Want to know something else? Lentils actually slow down the time around them. It has something to do with relativity, I think. Don’t believe me? Try smearing some lentils on your watch and see what happens. Pretty soon, it’ll be slow. Can’t catch all the action in that game you’re watching on TV? Flip a spoonful of lentil soup from your bowl at the TV screen and watch it in slow motion!
Odds and Ends
Deliver a Memorable Punchline
We tend to remember the beginning and end of a story more than the middle. Make use of this by putting your translation and/or linkword into those positions. Ideally you begin your story with the linkword and put the translation in the punchline.
With a good introduction and a powerful punchline, you reduce the risk of ambiguity in the story.
Activate as Many Senses as Possible
Say that your linkword was “dough”. Pizza dough would be a good representation. But Play-Doh might be even better. Since many of us played with it at a young age, we’re more likely to remember its vivid colors, unique texture and interesting smell (and possibly taste, depending on how you played with Play-Doh).
Bold the Target Word
Seeing the bolded words helps remind the reader, at at least a semi-conscious level, what word or concept the story is trying to enforce. If you find a large chunk of your story without any bolded words, consider carefully if it’s worth keeping; it might just be a distraction.
Writing good mnemonics comes with practice: not just practice of writing, but the practice of using your own mnemonics. Nothing will show you what works and doesn’t work better than forgetting your own stories!
What to Do if You’re Stuck
It might take a while before you can easily create memorable mnemonics. Don’t worry. They will come more easily with time.
It’s helpful to start writing as soon as you have a linkword, even if you think the mnemonic’s not that great. You can always scrap or change your story later.

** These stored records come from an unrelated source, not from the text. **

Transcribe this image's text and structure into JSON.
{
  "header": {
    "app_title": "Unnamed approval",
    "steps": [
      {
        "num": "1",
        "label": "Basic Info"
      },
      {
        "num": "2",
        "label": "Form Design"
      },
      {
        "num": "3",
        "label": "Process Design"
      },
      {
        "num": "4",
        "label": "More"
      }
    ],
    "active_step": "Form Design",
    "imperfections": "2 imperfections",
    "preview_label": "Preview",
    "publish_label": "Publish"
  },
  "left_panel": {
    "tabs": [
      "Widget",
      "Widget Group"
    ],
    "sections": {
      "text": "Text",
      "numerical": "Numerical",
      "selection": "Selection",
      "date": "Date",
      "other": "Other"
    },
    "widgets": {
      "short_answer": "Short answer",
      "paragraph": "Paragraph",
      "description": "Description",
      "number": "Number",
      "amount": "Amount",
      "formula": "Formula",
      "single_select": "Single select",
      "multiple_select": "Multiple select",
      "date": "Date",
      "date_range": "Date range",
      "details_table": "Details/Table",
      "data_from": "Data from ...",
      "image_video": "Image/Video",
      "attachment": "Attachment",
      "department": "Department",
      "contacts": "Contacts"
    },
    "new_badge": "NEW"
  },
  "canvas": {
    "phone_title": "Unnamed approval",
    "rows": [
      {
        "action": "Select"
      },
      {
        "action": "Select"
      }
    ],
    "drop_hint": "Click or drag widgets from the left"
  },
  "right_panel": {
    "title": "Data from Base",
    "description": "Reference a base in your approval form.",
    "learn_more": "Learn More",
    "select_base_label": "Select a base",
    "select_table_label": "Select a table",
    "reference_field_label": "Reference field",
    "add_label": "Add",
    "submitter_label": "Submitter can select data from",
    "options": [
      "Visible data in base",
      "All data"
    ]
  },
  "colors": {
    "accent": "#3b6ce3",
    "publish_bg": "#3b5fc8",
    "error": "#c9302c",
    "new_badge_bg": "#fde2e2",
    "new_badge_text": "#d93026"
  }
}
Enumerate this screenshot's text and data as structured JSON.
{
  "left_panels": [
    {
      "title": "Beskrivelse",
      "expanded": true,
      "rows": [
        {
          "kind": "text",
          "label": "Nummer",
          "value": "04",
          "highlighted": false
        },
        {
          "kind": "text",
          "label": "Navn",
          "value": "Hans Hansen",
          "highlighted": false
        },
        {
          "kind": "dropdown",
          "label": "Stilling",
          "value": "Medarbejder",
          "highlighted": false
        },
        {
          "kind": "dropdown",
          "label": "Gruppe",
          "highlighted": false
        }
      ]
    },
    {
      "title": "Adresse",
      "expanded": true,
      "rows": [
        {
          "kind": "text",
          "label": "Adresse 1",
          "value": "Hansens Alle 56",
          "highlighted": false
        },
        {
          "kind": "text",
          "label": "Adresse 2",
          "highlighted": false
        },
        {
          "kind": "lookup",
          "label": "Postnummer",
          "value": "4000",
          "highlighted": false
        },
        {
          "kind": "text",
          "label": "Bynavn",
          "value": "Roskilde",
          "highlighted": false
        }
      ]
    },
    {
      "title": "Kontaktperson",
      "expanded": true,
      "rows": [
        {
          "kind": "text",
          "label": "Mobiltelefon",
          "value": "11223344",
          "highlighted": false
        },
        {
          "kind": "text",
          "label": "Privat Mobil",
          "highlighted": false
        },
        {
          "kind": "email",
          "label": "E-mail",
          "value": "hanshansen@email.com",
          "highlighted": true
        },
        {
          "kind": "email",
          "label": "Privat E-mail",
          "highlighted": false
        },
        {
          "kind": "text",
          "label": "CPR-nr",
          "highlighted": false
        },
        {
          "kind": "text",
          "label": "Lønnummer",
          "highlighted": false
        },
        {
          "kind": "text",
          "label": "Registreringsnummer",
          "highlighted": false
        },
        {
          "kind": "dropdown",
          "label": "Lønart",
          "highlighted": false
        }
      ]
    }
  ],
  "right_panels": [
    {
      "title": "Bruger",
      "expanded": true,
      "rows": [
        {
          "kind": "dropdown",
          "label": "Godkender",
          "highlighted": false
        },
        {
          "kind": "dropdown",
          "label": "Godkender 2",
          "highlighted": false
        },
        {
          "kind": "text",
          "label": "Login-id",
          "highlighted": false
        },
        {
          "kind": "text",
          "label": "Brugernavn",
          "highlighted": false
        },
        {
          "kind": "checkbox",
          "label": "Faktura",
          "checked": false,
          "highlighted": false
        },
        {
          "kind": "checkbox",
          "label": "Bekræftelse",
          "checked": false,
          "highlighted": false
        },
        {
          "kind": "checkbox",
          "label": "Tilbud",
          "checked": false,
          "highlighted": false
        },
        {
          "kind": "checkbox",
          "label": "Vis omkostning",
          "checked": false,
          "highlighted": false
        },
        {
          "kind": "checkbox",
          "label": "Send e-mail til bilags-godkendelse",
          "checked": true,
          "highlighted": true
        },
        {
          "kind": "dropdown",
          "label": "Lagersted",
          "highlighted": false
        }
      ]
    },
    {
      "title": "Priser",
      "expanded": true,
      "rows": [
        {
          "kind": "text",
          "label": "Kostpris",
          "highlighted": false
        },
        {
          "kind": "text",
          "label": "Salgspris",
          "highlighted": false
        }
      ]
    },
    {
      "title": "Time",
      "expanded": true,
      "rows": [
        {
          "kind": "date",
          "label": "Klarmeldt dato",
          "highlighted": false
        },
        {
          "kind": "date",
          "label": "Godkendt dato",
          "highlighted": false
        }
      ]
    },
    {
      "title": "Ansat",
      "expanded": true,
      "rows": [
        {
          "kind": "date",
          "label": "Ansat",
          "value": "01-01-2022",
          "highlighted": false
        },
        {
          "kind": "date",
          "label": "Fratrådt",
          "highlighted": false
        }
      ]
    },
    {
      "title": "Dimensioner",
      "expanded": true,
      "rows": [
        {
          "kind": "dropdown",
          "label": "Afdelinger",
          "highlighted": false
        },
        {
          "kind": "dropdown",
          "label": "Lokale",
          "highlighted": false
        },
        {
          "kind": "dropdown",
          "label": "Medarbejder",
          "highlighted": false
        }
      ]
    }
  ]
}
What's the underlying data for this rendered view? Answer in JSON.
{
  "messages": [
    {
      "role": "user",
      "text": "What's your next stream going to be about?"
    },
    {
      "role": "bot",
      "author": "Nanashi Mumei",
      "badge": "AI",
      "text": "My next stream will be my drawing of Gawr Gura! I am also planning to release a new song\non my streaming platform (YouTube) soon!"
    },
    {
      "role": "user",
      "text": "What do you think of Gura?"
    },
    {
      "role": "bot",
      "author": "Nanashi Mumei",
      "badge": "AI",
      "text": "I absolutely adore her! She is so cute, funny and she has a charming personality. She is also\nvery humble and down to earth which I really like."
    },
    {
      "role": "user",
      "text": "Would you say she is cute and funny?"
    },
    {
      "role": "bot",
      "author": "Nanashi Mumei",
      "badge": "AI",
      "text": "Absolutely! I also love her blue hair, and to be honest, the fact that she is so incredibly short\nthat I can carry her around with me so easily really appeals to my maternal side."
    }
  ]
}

You’ll find that as you begin writing what you thought was a weak mnemonic, the very act of writing activates other regions of your mind, giving you more ideas for embellishment. It seems to be an unfailing trait of the mind that it is very hard to drag ideas from it when staring at a blank page, but that the ideas begin to flow freely once the first word is laid down.
If you get stuck on coming up with a mnemonic for one word, try another. Don’t spend more than 5 minutes if you’re not getting anywhere.
I keep a list of at least 10 mnemonics I’m working on at any given time. Sometimes I’ll think of a good linkword. Other times I’ll think of a good story. Sometimes a word will sit for weeks and then a perfect linkword and story will come to me in a flash.
Writing linkword mnemonics can be fun and rewarding. Not only do you get to exercise your imagination, but you know that your stories will be used and appreciated by others.